* _WHAT YOU WILL DO_
Reprint all entries without any alteration.

* _INFORMATION SHOWN_
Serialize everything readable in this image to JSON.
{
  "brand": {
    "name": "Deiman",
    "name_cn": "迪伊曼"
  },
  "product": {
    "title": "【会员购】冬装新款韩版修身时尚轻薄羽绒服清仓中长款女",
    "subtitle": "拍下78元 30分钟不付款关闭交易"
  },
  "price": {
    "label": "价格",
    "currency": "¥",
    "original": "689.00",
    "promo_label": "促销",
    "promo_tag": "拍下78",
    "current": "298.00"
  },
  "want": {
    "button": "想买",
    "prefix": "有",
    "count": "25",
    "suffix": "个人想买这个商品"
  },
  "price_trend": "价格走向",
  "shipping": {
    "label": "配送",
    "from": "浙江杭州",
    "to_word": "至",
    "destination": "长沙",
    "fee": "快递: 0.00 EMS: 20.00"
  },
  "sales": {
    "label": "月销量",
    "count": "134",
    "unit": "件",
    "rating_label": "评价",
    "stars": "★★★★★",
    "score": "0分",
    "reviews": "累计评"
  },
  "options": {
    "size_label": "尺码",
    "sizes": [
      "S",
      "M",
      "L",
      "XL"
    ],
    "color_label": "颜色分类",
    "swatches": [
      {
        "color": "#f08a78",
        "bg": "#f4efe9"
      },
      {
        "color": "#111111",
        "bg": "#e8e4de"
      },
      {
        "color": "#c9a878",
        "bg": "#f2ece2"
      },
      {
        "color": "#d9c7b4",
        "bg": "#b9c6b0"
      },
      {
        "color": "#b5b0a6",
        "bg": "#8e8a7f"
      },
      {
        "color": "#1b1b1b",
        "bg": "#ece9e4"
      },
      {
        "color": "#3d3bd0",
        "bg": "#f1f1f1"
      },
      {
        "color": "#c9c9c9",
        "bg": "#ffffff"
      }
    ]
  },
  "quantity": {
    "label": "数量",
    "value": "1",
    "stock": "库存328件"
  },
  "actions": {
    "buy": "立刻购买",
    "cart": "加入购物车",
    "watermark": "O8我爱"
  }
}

* _RESPONSE BELOW_
Serialize everything readable in this image to JSON.
{
  "brand": {
    "name": "Deiman",
    "name_cn": "迪伊曼"
  },
  "product": {
    "title": "【会员购】冬装新款韩版修身时尚轻薄羽绒服清仓中长款女",
    "subtitle": "拍下78元 30分钟不付款关闭交易"
  },
  "price": {
    "label": "价格",
    "currency": "¥",
    "original": "689.00",
    "promo_label": "促销",
    "promo_tag": "拍下78",
    "current": "298.00"
  },
  "want": {
    "button": "想买",
    "prefix": "有",
    "count": "25",
    "suffix": "个人想买这个商品"
  },
  "price_trend": "价格走向",
  "shipping": {
    "label": "配送",
    "from": "浙江杭州",
    "to_word": "至",
    "destination": "长沙",
    "fee": "快递: 0.00 EMS: 20.00"
  },
  "sales": {
    "label": "月销量",
    "count": "134",
    "unit": "件",
    "rating_label": "评价",
    "stars": "★★★★★",
    "score": "0分",
    "reviews": "累计评"
  },
  "options": {
    "size_label": "尺码",
    "sizes": [
      "S",
      "M",
      "L",
      "XL"
    ],
    "color_label": "颜色分类",
    "swatches": [
      {
        "color": "#f08a78",
        "bg": "#f4efe9"
      },
      {
        "color": "#111111",
        "bg": "#e8e4de"
      },
      {
        "color": "#c9a878",
        "bg": "#f2ece2"
      },
      {
        "color": "#d9c7b4",
        "bg": "#b9c6b0"
      },
      {
        "color": "#b5b0a6",
        "bg": "#8e8a7f"
      },
      {
        "color": "#1b1b1b",
        "bg": "#ece9e4"
      },
      {
        "color": "#3d3bd0",
        "bg": "#f1f1f1"
      },
      {
        "color": "#c9c9c9",
        "bg": "#ffffff"
      }
    ]
  },
  "quantity": {
    "label": "数量",
    "value": "1",
    "stock": "库存328件"
  },
  "actions": {
    "buy": "立刻购买",
    "cart": "加入购物车",
    "watermark": "O8我爱"
  }
}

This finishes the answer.